Far better it is to have one good piece than a dozen “dogs.” This is one of the most difficult points to get across to new collectors, especially when they are itching to buy that first piece! From studying human nature and collecting habits, it may be broadly stated that the new collector most often commits all the sins that he has been pointedly warned to avoid and that he ultimately comes to the realization that those were not such bad warnings after all. Those seeming bargains just are not bargains and are so damned hard to pass by!
The mere fact that a gun bears a price tag and is being sold by a dealer or collector in his shop or at a show is not necessarily a measure of actual or accurate worth. That tag does not always indicate the actual price a seller is willing to accept. In some instances it may even be purposefully inflated, outlandishly so; a rather crafty device to tempt the prospective buyer to make an offer, after which the trap closes quickly on the unwary!
The buyer must be prepared to analyze not only the weapon, but the person selling it, including their knowledge in that particular area, their method of doing business, their standing and reputation as a collector or dealer.
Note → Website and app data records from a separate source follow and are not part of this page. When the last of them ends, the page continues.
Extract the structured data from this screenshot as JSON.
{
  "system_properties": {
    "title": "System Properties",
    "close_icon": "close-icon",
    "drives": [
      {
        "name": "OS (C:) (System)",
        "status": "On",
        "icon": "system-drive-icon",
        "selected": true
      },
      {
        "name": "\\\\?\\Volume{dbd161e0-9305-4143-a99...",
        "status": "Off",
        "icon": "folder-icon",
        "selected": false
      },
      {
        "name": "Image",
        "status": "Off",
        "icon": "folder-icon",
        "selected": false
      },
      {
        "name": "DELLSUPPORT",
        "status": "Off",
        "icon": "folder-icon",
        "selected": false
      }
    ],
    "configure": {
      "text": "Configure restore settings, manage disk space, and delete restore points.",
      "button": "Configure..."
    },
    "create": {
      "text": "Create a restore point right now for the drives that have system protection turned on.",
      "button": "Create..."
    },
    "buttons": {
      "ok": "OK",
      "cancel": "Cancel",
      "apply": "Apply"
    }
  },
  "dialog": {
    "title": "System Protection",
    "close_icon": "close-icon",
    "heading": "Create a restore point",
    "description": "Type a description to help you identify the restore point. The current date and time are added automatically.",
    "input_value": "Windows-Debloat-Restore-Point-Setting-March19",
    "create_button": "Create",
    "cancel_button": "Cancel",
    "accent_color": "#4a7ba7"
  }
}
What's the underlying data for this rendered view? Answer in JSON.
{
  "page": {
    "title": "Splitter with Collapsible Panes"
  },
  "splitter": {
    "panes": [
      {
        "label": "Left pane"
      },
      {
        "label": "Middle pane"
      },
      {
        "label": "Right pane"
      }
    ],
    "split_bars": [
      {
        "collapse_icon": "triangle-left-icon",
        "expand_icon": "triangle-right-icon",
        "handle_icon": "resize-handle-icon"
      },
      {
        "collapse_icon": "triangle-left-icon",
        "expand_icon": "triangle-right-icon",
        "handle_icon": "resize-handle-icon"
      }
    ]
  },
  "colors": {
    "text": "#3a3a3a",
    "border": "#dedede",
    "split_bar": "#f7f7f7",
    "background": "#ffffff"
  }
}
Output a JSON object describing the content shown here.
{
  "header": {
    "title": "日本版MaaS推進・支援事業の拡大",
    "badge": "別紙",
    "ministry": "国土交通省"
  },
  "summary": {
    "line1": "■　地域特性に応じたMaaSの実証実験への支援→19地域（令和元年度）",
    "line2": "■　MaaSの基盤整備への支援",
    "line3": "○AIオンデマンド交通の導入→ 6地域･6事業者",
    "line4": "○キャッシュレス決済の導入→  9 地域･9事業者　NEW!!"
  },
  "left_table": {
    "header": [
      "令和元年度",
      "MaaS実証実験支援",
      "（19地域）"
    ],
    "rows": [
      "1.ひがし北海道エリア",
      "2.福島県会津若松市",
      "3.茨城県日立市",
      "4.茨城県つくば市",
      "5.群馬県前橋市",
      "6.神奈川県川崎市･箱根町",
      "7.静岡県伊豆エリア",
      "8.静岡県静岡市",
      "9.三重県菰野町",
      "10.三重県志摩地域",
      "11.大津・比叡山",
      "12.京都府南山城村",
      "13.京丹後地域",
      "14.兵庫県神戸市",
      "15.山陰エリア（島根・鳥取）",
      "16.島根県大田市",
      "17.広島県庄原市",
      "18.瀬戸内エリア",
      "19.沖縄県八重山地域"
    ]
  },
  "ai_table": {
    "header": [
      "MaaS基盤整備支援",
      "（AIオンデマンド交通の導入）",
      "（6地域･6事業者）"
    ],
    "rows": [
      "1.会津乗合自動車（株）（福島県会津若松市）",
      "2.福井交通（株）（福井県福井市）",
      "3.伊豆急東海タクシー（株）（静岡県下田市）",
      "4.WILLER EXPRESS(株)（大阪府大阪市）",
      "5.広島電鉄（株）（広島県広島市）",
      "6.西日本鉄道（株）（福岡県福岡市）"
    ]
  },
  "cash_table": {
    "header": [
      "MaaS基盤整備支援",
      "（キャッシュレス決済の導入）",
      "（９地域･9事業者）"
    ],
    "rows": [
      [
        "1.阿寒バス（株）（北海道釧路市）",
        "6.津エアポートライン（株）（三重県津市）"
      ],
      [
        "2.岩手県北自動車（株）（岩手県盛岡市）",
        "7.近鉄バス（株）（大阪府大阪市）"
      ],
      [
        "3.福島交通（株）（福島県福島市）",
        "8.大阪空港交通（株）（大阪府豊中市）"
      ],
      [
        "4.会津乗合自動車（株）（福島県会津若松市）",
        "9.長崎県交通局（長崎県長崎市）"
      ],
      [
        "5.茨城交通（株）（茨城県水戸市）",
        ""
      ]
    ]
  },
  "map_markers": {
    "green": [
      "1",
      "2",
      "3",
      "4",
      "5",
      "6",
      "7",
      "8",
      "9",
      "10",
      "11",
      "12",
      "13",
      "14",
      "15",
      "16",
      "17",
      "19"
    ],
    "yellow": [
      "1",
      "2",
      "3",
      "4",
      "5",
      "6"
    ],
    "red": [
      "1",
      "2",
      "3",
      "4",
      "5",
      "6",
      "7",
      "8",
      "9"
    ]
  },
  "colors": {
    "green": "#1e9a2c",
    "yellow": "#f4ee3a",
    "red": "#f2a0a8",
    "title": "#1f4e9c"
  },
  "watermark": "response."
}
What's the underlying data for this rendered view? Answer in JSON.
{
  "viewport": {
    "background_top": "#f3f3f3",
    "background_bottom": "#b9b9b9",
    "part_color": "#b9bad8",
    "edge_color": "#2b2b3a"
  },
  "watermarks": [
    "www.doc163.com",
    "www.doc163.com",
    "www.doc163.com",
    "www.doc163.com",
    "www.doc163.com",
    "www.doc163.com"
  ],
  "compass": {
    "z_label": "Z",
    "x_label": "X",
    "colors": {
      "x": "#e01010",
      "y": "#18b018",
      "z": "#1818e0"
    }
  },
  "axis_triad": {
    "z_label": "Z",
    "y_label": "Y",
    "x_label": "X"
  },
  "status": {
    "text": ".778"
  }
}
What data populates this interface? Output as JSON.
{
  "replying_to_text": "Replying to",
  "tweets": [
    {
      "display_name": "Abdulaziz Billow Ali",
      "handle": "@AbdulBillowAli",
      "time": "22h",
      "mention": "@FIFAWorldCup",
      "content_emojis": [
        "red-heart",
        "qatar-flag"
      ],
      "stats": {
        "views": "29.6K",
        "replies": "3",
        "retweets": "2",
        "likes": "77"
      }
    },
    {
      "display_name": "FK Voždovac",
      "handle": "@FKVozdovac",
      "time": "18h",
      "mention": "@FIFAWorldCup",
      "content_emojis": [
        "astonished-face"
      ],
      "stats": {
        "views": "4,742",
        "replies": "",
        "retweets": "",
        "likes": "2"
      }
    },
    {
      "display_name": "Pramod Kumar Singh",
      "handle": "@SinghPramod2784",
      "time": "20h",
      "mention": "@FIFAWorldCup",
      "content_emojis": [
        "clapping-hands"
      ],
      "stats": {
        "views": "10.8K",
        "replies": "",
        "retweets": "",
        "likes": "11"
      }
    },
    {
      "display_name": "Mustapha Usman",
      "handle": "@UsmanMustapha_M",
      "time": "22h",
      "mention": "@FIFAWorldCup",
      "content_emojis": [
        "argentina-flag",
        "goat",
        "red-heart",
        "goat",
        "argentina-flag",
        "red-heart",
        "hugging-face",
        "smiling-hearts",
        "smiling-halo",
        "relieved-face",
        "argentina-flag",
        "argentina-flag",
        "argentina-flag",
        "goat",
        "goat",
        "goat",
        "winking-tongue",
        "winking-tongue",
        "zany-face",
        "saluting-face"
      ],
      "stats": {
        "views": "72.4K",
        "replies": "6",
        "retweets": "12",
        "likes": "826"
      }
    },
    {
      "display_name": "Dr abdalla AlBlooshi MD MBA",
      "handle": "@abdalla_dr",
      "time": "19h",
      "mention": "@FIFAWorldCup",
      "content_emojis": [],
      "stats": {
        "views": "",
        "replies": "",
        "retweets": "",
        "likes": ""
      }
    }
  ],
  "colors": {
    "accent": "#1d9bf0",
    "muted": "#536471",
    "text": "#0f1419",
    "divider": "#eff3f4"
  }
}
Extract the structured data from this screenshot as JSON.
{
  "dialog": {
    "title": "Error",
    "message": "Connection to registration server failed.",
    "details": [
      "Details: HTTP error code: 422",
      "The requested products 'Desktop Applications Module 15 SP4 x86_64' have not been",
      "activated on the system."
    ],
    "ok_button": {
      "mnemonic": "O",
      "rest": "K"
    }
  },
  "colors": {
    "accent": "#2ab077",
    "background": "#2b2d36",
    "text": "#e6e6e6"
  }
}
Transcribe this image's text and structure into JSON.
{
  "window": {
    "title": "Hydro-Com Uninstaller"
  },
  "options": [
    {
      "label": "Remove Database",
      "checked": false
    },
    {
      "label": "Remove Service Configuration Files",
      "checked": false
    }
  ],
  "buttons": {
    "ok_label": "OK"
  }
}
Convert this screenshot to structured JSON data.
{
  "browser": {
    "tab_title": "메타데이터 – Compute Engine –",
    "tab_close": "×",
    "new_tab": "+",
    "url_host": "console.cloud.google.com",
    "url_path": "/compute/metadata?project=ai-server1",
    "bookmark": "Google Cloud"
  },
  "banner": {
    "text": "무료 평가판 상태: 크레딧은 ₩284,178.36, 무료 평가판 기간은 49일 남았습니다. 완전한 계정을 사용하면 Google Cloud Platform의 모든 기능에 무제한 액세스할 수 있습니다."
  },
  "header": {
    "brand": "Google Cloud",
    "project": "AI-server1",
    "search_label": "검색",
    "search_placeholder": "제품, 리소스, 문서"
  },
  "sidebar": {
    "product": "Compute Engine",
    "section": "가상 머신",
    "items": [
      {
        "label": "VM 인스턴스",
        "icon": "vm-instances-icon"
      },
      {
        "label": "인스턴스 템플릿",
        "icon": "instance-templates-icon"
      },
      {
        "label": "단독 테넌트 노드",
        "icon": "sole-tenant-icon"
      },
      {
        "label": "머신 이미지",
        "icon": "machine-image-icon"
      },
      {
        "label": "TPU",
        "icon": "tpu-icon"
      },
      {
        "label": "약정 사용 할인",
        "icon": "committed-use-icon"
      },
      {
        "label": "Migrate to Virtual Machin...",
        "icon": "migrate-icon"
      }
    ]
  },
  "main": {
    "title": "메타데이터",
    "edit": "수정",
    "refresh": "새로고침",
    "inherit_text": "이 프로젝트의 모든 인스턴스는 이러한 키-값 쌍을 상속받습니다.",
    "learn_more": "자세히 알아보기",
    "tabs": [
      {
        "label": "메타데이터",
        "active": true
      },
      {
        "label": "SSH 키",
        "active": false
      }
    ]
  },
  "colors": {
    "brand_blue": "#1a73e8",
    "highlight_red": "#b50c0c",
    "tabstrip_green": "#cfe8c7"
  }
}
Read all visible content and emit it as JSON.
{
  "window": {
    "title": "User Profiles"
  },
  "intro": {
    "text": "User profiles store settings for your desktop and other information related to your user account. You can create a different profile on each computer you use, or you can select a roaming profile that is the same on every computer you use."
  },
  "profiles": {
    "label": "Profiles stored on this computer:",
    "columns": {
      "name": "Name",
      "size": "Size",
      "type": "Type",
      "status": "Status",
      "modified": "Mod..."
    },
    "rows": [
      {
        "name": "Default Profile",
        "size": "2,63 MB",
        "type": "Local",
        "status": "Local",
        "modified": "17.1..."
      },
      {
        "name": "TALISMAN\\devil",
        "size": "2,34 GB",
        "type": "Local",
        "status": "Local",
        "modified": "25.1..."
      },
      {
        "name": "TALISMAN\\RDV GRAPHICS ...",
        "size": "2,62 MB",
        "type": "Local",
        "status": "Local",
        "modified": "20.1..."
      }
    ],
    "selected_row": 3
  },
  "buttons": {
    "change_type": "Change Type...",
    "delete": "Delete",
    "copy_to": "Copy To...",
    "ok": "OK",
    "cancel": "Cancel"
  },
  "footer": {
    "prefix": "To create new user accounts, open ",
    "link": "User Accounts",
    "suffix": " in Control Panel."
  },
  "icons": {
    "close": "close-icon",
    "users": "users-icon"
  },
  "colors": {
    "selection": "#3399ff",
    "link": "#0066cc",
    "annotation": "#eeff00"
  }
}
On auction buying: The final rule-of-thumb on bargains is worth remembering when it comes to attending an auction. Under no circumstances ever bid on any gun (or any other item for that matter) unless it has been very closely examined at the exhibition preceding the auction by yourself (preferably) or someone representing the collector and whose opinion is valued.
This is a time-honored, unwritten rule equally applicable to neophyte as well as expert. The novice, with no idea of gun values, has no business bidding at an auction and is gently cautioned to possess his soul with patience and wait until he has some collecting experience under his belt before entering bidding competition. Common sense dictates that when one stands toe to toe and slugs it out price-wise—and that is what auctions are all about—he should at the very least know what he is doing.
This gun collecting series brought to you by NM Collector Software.